Rodolfo Dirzo, Ph.D.
- Professor of Biology
- Stanford School of Medicine
- City, State
- Stanford, CA
- Award year
Using his fellowship, Dirzo developed and staffed an operational laboratory at the Chajul Field Station in Montes Azules, Lacandonia, Chiapas. The station has become an important focal point for this special forest and has attracted active participation from a variety of Mexican conservation stakeholders ranging from government officials to local, rural teachers.
The successful functioning of the Montes Azules station allowed for the implementation of a number of projects, including inventories of the floristic diversity and the community of fungi of the Lacandon forest, a catalogue of the trophic relationships between herbivorous caterpillars and their host plants, development of a manual for the identification of trees from their bark, assessments of litterfall patterns in the three main variants of the rainforest in Lacandonia and a catalogue of photographs of the Lacandon rain forest.
In addition, Dirzo used his Pew funds to assess the consequences of defaunation on the structure and diversity of the forest understory and evaluate the status of conservation of Mexican tropical forests and mangrove ecosystems.
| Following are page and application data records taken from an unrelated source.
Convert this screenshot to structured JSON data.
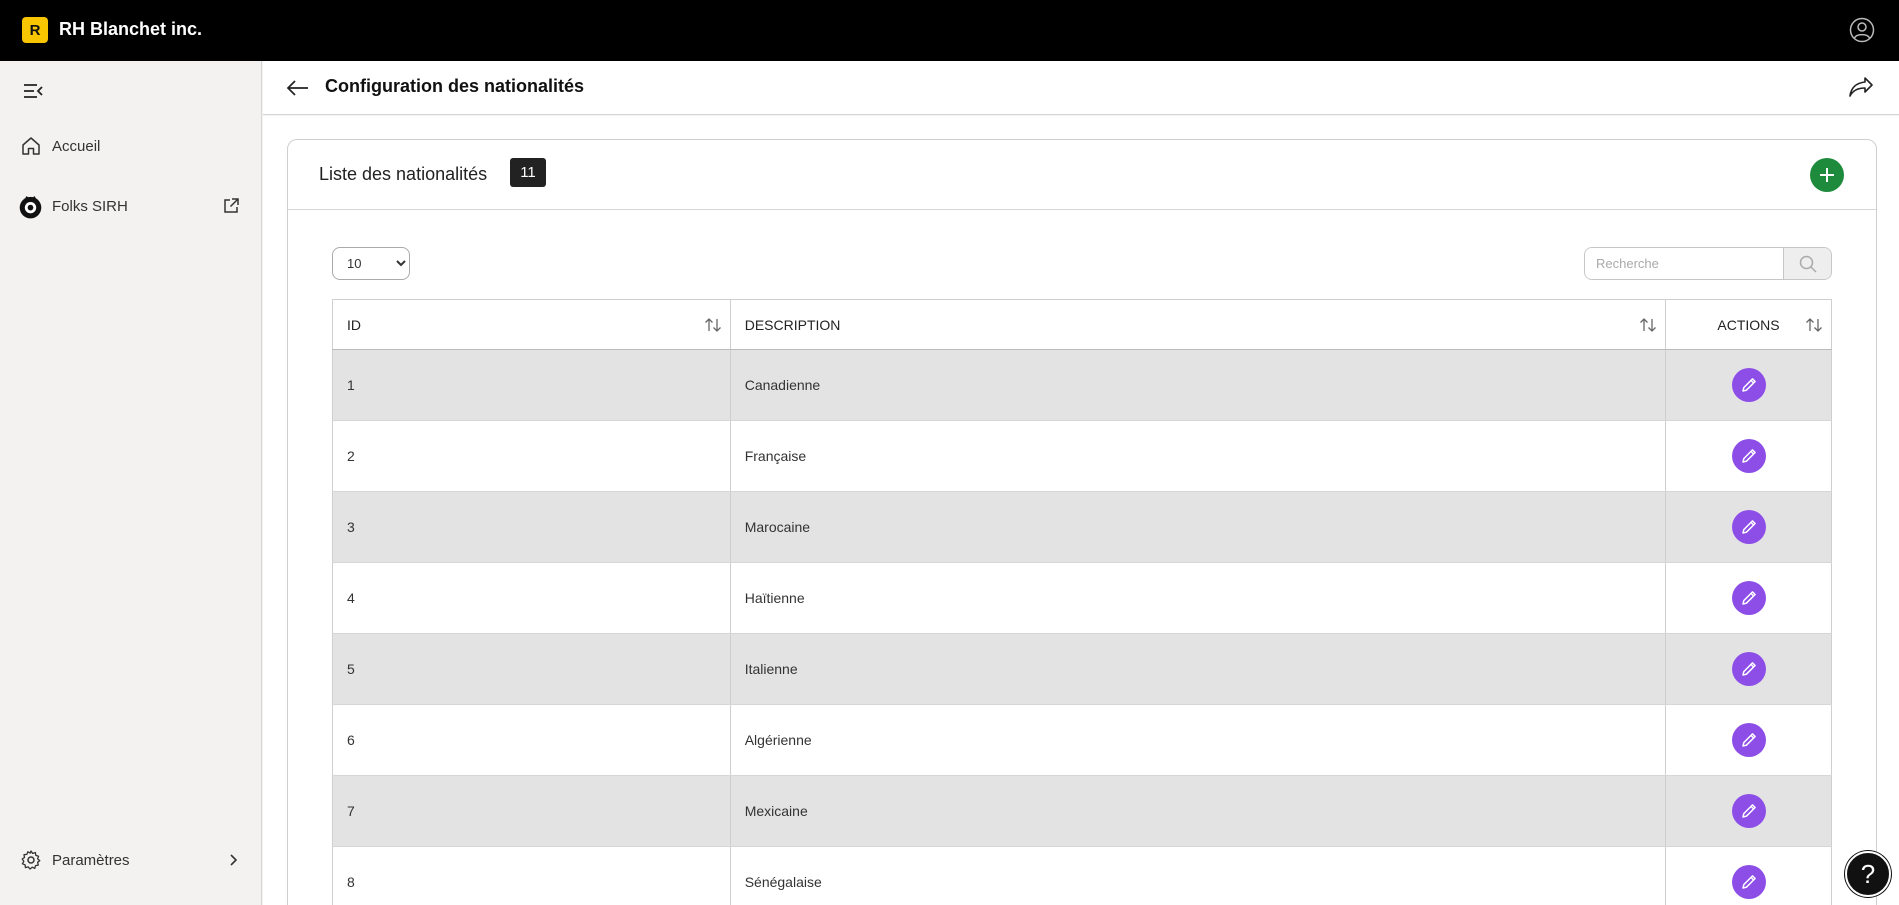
{
  "app": {
    "logo_letter": "R",
    "brand": "RH Blanchet inc."
  },
  "sidebar": {
    "items": [
      {
        "label": "Accueil",
        "icon": "home-icon"
      },
      {
        "label": "Folks SIRH",
        "icon": "folks-logo-icon"
      }
    ],
    "settings_label": "Paramètres"
  },
  "header": {
    "title": "Configuration des nationalités"
  },
  "card": {
    "title": "Liste des nationalités",
    "count": "11"
  },
  "controls": {
    "page_size": "10",
    "page_size_options": [
      "10"
    ],
    "search_placeholder": "Recherche"
  },
  "table": {
    "columns": [
      "ID",
      "DESCRIPTION",
      "ACTIONS"
    ],
    "rows": [
      {
        "id": "1",
        "description": "Canadienne"
      },
      {
        "id": "2",
        "description": "Française"
      },
      {
        "id": "3",
        "description": "Marocaine"
      },
      {
        "id": "4",
        "description": "Haïtienne"
      },
      {
        "id": "5",
        "description": "Italienne"
      },
      {
        "id": "6",
        "description": "Algérienne"
      },
      {
        "id": "7",
        "description": "Mexicaine"
      },
      {
        "id": "8",
        "description": "Sénégalaise"
      }
    ]
  },
  "help": {
    "label": "?"
  },
  "colors": {
    "accent_green": "#1e8a3c",
    "edit_purple": "#8d4ee8",
    "logo_yellow": "#f7c600"
  }
}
He also produced several books on the conservation of biodiversity in Mexico.
Rodolfo Dirzo's field of expertise is tropical ecology and conservation. His primary area of research is ecological interactions with a focus on tropical forests. His work includes the study of defaunation (the contemporary loss of vertebrates) and its effects on forest diversity and function; deforestation and its consequences on atmospheric properties; and trophic relationships between plants and animals.
Dirzo helped create the Center for Ecology at the Universidad Nacional Autonoma de Mexico (UNAM). He was formerly director of the Los Tuxtlas Research Station.
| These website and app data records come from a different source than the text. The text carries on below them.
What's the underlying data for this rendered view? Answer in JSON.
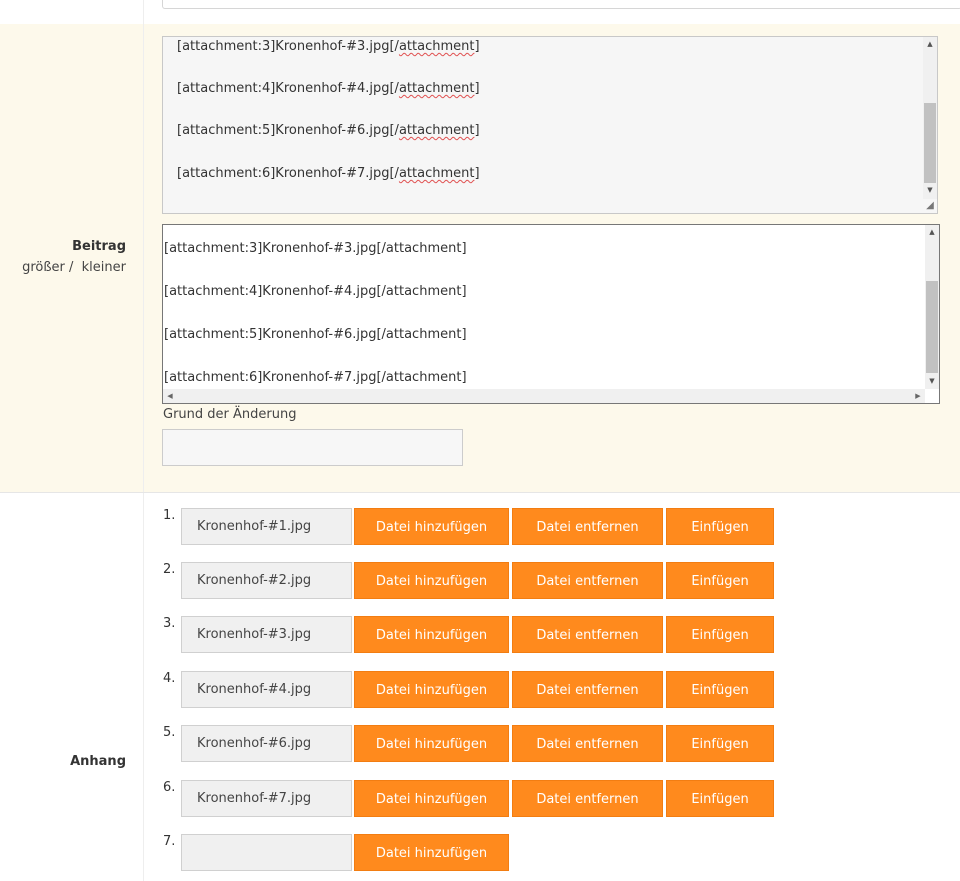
{
  "beitrag": {
    "title": "Beitrag",
    "size_larger": "größer /",
    "size_smaller": "kleiner",
    "editor_lines": [
      {
        "prefix": "[attachment:3]Kronenhof-#3.jpg[/",
        "tag": "attachment",
        "suffix": "]"
      },
      {
        "prefix": "[attachment:4]Kronenhof-#4.jpg[/",
        "tag": "attachment",
        "suffix": "]"
      },
      {
        "prefix": "[attachment:5]Kronenhof-#6.jpg[/",
        "tag": "attachment",
        "suffix": "]"
      },
      {
        "prefix": "[attachment:6]Kronenhof-#7.jpg[/",
        "tag": "attachment",
        "suffix": "]"
      }
    ],
    "preview_lines": [
      "[attachment:3]Kronenhof-#3.jpg[/attachment]",
      "[attachment:4]Kronenhof-#4.jpg[/attachment]",
      "[attachment:5]Kronenhof-#6.jpg[/attachment]",
      "[attachment:6]Kronenhof-#7.jpg[/attachment]"
    ],
    "reason_label": "Grund der Änderung",
    "reason_value": ""
  },
  "anhang": {
    "title": "Anhang",
    "add_label": "Datei hinzufügen",
    "remove_label": "Datei entfernen",
    "insert_label": "Einfügen",
    "items": [
      {
        "num": "1.",
        "file": "Kronenhof-#1.jpg"
      },
      {
        "num": "2.",
        "file": "Kronenhof-#2.jpg"
      },
      {
        "num": "3.",
        "file": "Kronenhof-#3.jpg"
      },
      {
        "num": "4.",
        "file": "Kronenhof-#4.jpg"
      },
      {
        "num": "5.",
        "file": "Kronenhof-#6.jpg"
      },
      {
        "num": "6.",
        "file": "Kronenhof-#7.jpg"
      },
      {
        "num": "7.",
        "file": ""
      }
    ]
  },
  "colors": {
    "button": "#ff8a1d",
    "row_highlight": "#fdf9eb"
  },
  "icons": {
    "scroll_up": "scroll-up-arrow-icon",
    "scroll_down": "scroll-down-arrow-icon",
    "scroll_left": "scroll-left-arrow-icon",
    "scroll_right": "scroll-right-arrow-icon",
    "resize": "resize-grip-icon"
  }
}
Ph.D., University of Wales
1980: Ecology, United Kingdom
Master of Science, University of Wales
1977: Ecology, United Kingdom
Bachelor of Science, Universidad de Morelos
1972: Biology, Mexico
KEY LEADERSHIP POSITIONS
Association for Tropical Biology
past Council Member
Scientific Committee of the Latinoamerican Botanical Network
KEY AWARDS & HONORS
1992: Pew Fellows Program in Conservation and the Environment
Association of Tropical Biology
British Ecological Society
Mexican Academy of Scientific Research
Mexican National System of Researchers
Sociedad Botanica de Mexico
The Linnean Society
- Lambin, E.F., B.L. Turner, H.J. Geist, S.B. Agbola, A. Angelsen, J.W. Bruce, O.T. Coomes, R. Dirzo, G. Fischer and C. Folke. 2001. The causes of land-use and land-cover change: Moving beyone the myths. Global Environmental Change 6(11): 261-269
- Guevara, R. and R. Dirzo. 1998. A rapid method for the assessment of the macromycota. the fungal community of an evergreen cloud forest as an example. Canadian Journal of Botany 76(4): 596
- Moron-Rios, A., R. Dirzo and V.J. Jaramillo. 1997. Defoliation and below-ground herbivory in the grass Muhlenbergia quadridentata : Effects on plant performance and on the root-feeder Phyllophaga sp. Coleoptera, Melolonthidae. Oecologia 110(2): 237
- Noble, I. R. and R.Dirzo, R. 1997. Forests as Human-Dominated Ecosystems. Science 277(5325): 522
- Dirzo, R. 1991. Rescate y restauración ecológica de la selva de Los Tuxtlas. Ciencia y Desarrollo 17:33-45
- Dirzo, R. and A. Miranda. 1991. El límite boreal de la selva en el Continente Americano: Contracción de la selva y solución de una controversia. Interciencia 16:240-247
- Dirzo, R.. 1991. La vegetación: exuberancia milenaria. In: Lacandonia: el último refugio (Universidad Nacional Autónoma de México and Sierra Madre Club eds.), p. 52-74
- Dirzo, R. 1990. La biodiversidad como crisis ecológica actual: Que sabemos? Ciencias 4:48-55
- Dirzo, R. and A. Miranda. 1990. Contemporary neotropical defaunation and forest structure, function and diversity a sequel to John Terborgh. Conservation Biology 4:444-447